- **WHAT IS EXPECTED**
What is needed is an exact copy of the records below, without the pictures.

==== EXTRACTED RECORDS ====

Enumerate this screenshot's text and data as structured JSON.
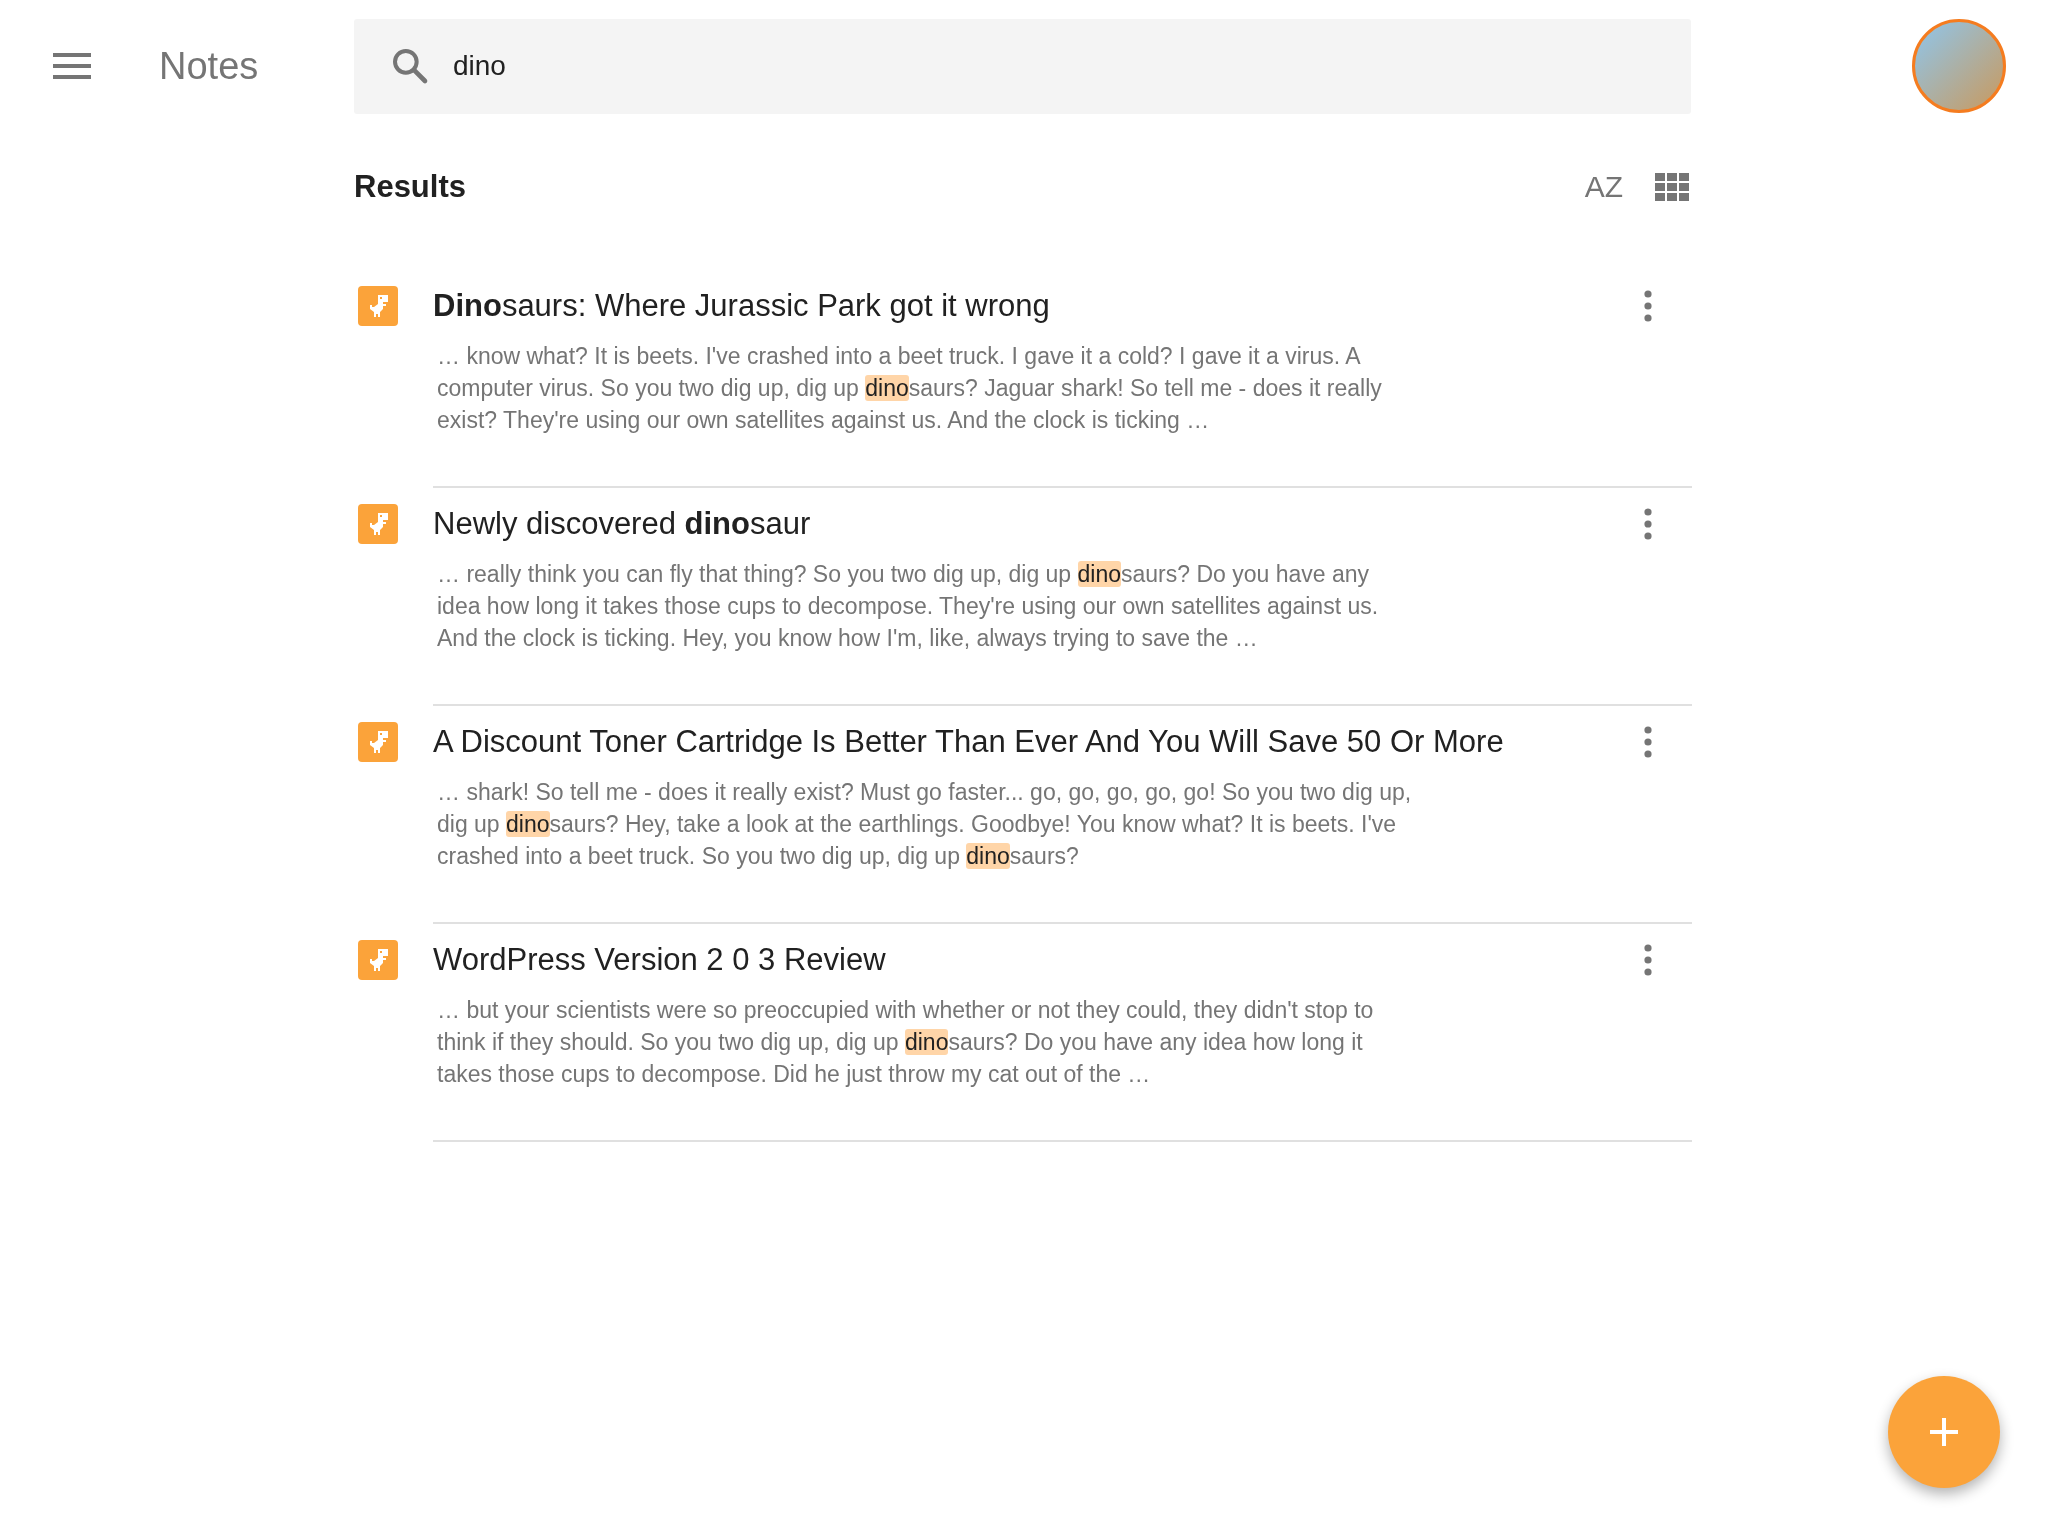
{
  "app_bar": {
    "title": "Notes",
    "search": {
      "value": "dino"
    }
  },
  "results": {
    "heading": "Results",
    "sort_label": "AZ",
    "items": [
      {
        "title": "**Dino**saurs: Where Jurassic Park got it wrong",
        "snippet": [
          {
            "text": "… know what? It is beets. I've crashed into a beet truck. I gave it a cold? I gave it a virus. A computer virus. So you two dig up, dig up ",
            "highlight": false
          },
          {
            "text": "dino",
            "highlight": true
          },
          {
            "text": "saurs? Jaguar shark! So tell me - does it really exist? They're using our own satellites against us. And the clock is ticking …",
            "highlight": false
          }
        ]
      },
      {
        "title": "Newly discovered **dino**saur",
        "snippet": [
          {
            "text": "… really think you can fly that thing? So you two dig up, dig up ",
            "highlight": false
          },
          {
            "text": "dino",
            "highlight": true
          },
          {
            "text": "saurs? Do you have any idea how long it takes those cups to decompose. They're using our own satellites against us. And the clock is ticking. Hey, you know how I'm, like, always trying to save the …",
            "highlight": false
          }
        ]
      },
      {
        "title": "A Discount Toner Cartridge Is Better Than Ever And You Will Save 50 Or More",
        "snippet": [
          {
            "text": "… shark! So tell me - does it really exist? Must go faster... go, go, go, go, go! So you two dig up, dig up ",
            "highlight": false
          },
          {
            "text": "dino",
            "highlight": true
          },
          {
            "text": "saurs? Hey, take a look at the earthlings. Goodbye! You know what? It is beets. I've crashed into a beet truck. So you two dig up, dig up ",
            "highlight": false
          },
          {
            "text": "dino",
            "highlight": true
          },
          {
            "text": "saurs?",
            "highlight": false
          }
        ]
      },
      {
        "title": "WordPress Version 2 0 3 Review",
        "snippet": [
          {
            "text": "… but your scientists were so preoccupied with whether or not they could, they didn't stop to think if they should. So you two dig up, dig up ",
            "highlight": false
          },
          {
            "text": "dino",
            "highlight": true
          },
          {
            "text": "saurs? Do you have any idea how long it takes those cups to decompose. Did he just throw my cat out of the …",
            "highlight": false
          }
        ]
      }
    ]
  }
}
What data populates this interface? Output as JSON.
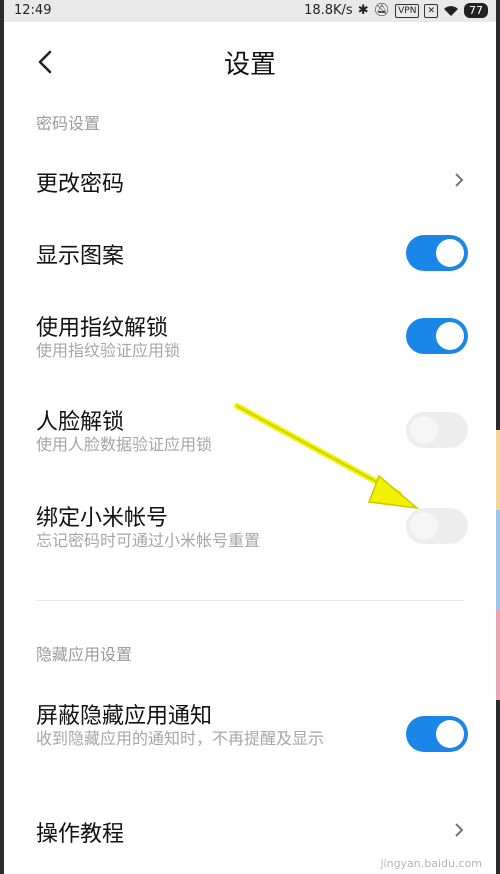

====

- **PROBLEM SOLUTION**
Enumerate this screenshot's text and data as structured JSON.
{
  "app_bar": {
    "title": "Notes",
    "search": {
      "value": "dino"
    }
  },
  "results": {
    "heading": "Results",
    "sort_label": "AZ",
    "items": [
      {
        "title": "**Dino**saurs: Where Jurassic Park got it wrong",
        "snippet": [
          {
            "text": "… know what? It is beets. I've crashed into a beet truck. I gave it a cold? I gave it a virus. A computer virus. So you two dig up, dig up ",
            "highlight": false
          },
          {
            "text": "dino",
            "highlight": true
          },
          {
            "text": "saurs? Jaguar shark! So tell me - does it really exist? They're using our own satellites against us. And the clock is ticking …",
            "highlight": false
          }
        ]
      },
      {
        "title": "Newly discovered **dino**saur",
        "snippet": [
          {
            "text": "… really think you can fly that thing? So you two dig up, dig up ",
            "highlight": false
          },
          {
            "text": "dino",
            "highlight": true
          },
          {
            "text": "saurs? Do you have any idea how long it takes those cups to decompose. They're using our own satellites against us. And the clock is ticking. Hey, you know how I'm, like, always trying to save the …",
            "highlight": false
          }
        ]
      },
      {
        "title": "A Discount Toner Cartridge Is Better Than Ever And You Will Save 50 Or More",
        "snippet": [
          {
            "text": "… shark! So tell me - does it really exist? Must go faster... go, go, go, go, go! So you two dig up, dig up ",
            "highlight": false
          },
          {
            "text": "dino",
            "highlight": true
          },
          {
            "text": "saurs? Hey, take a look at the earthlings. Goodbye! You know what? It is beets. I've crashed into a beet truck. So you two dig up, dig up ",
            "highlight": false
          },
          {
            "text": "dino",
            "highlight": true
          },
          {
            "text": "saurs?",
            "highlight": false
          }
        ]
      },
      {
        "title": "WordPress Version 2 0 3 Review",
        "snippet": [
          {
            "text": "… but your scientists were so preoccupied with whether or not they could, they didn't stop to think if they should. So you two dig up, dig up ",
            "highlight": false
          },
          {
            "text": "dino",
            "highlight": true
          },
          {
            "text": "saurs? Do you have any idea how long it takes those cups to decompose. Did he just throw my cat out of the …",
            "highlight": false
          }
        ]
      }
    ]
  }
}
What data populates this interface? Output as JSON.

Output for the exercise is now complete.